But that you may know that the Son of Man has authority on earth to forgive sins…." He said to the paralysed man, "I tell you, get up, take your mat and go home."
"But, so that you may know that the Son of Man has authority on earth to forgive sins,"—He said to the paralytic—" I say to you, get up, and pick up your stretcher and go home."
I will prove that I, the Son of Man, have the authority on earth to forgive sins." Then Jesus turned to the paralyzed man and said, "Stand up, take your mat, and go on home, because you are healed!"
Well, just so it's clear that I'm the Son of Man and authorized to do either, or both. ..."He now spoke directly to the paraplegic: "Get up. Take your bedroll and go home."
But so that you may see that on earth the Son of man has authority for the forgiveness of sins, (he said to the man who was ill,) I say to you, Get up, and take up your bed, and go into your house.

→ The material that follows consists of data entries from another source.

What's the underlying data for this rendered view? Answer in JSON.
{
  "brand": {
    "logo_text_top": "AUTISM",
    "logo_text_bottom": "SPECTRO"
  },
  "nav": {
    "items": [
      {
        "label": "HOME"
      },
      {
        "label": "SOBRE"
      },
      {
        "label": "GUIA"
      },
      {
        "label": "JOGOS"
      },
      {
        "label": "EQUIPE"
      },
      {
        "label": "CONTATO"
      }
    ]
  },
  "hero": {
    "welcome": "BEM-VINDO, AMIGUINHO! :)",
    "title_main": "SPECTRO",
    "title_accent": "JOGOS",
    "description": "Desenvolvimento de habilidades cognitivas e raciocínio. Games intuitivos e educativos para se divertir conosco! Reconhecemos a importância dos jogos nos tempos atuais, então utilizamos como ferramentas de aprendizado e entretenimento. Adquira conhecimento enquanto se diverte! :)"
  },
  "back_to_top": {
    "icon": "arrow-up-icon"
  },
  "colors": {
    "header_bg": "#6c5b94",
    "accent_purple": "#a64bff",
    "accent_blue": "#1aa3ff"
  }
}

But so that you may know that the Son of Man has authority on earth to forgive sins" —he said to the one who was paralyzed—"I say to you, stand up and take your bed and go to your home."
"But that you may know that the Son of Man has power on earth to forgive sins" ––He said to the man who was paralyzed, "I say to you, arise, take up your bed, and go to your house."
|NET © [draft] ITL|
that you may know
”– he said
to the paralyzed man
– “I tell
, stand up
|NET © Notes||
1 sn Now Jesus put the two actions together. The walking of the man would be proof (so that you may know) that his sins were forgiven and that God had worked through Jesus (i.e., the Son of Man).
2 sn The term Son of Man, which is a title in Greek, comes from a pictorial description in Dan 7:13 of one “like a son of man” (i.e., a human being). It is Jesus’ favorite way to refer to himself. Jesus did not reveal the background of the term here, which mixes human and divine imagery as the man in Daniel rides a cloud, something only God does. He just used it. It also could be an idiom in Aramaic meaning either “some person” or “me.” So there is a little ambiguity in its use here, since its origin is not clear at this point. However, the action makes it clear that Jesus used it to refer to himself here.
3 tn Grk “to the one who was paralyzed”; the Greek participle is substantival and has been simplified to a simple adjective and noun in the translation.
sn Jesus did not finish his sentence with words but with action, that is, healing the paralytic with an accompanying pronouncement to him directly.
4 tn This word, κλινίδιον (klinidion), is the same as the one used in v. 19. In this context it may be translated “stretcher” (see L&N 6.107).
5 tn Grk “to your house.”